2. Whereas the previous two prophecies were dated about 715 B. C., this one refers to events of 735 B. C. (when the norther kingdom of Israel was allied with Aram/Syria) against Assyria (see chapter 7). Comparing verses 1- 3 with 7:4 – 9, what will be the future of Damascus and Israel (Ephraim)?
3. What do verses 7, 8 and 10a imply about Israel’s spiritual condition during this time (see also 2 Kings 17:7 – 18)? Since Israel still worshiped the Lord (as well as other gods), what does mean to “have forgotten God” (verse 10a)?
4. Verses 10 and 11 refer to a pagan fertility rite whereby plants were force-bloomed in hopes of persuading the gods to bless the harvest. How will this practice backfire on Israel?
5. What does the farmer’s image of harvesting and gleaning (verses 4 – 6, 9 – 11) mean for the cities of Israel? What will be the result of this destruction?
6. What does sailor’s image (“raging sea”) and the desert image (“chaff” and “tumbleweed”) mean for the future of “many nations” (verses 12 – 14)? What does such imagery mean for the future of Israel?
7. Where else have you seen Israel’s powerful enemies so quickly cut down, as in verse 14? How is this depicted in 10:28-34 and 37:36, 37?
8. In this section, God is described as the Maker, the Holy One, the Rock and the Savior. Which of these aspects do you tend to forget?

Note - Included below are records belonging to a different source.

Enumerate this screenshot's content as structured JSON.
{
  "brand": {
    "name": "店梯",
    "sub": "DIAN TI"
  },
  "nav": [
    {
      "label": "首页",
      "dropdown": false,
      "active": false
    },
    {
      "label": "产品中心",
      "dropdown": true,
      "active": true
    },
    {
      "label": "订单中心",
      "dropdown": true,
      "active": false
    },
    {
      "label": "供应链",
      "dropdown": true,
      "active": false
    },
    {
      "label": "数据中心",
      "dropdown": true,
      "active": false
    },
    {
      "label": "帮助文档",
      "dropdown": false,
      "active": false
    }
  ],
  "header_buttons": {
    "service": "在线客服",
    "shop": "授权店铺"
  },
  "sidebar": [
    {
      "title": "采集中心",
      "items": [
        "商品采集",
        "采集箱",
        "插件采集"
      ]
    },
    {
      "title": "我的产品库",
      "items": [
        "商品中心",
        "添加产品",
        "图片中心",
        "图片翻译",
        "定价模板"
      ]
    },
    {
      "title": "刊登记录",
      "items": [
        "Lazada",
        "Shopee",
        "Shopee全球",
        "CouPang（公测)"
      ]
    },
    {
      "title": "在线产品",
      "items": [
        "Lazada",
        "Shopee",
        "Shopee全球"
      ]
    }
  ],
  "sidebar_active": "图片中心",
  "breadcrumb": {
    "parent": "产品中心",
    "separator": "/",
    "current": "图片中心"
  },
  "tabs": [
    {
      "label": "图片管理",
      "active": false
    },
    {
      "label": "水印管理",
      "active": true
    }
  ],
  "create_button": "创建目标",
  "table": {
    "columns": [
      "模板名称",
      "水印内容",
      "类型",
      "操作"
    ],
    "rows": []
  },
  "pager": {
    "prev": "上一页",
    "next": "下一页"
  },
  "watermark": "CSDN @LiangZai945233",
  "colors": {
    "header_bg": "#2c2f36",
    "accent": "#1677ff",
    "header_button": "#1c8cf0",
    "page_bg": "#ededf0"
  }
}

What leads you to do so? Instead, what do you find yourself trusting in? What practices can help you remember God and live out your life accordingly?
9. Compare verses 12 and 13 with Psalm 2:1 – 6. What truth about God emerges from these descriptions?
10. How might the story of Jesus calming the sea (Mark 4:35 – 41), together with the image of verse 13, affect you as you face a world full of confusion and tumult?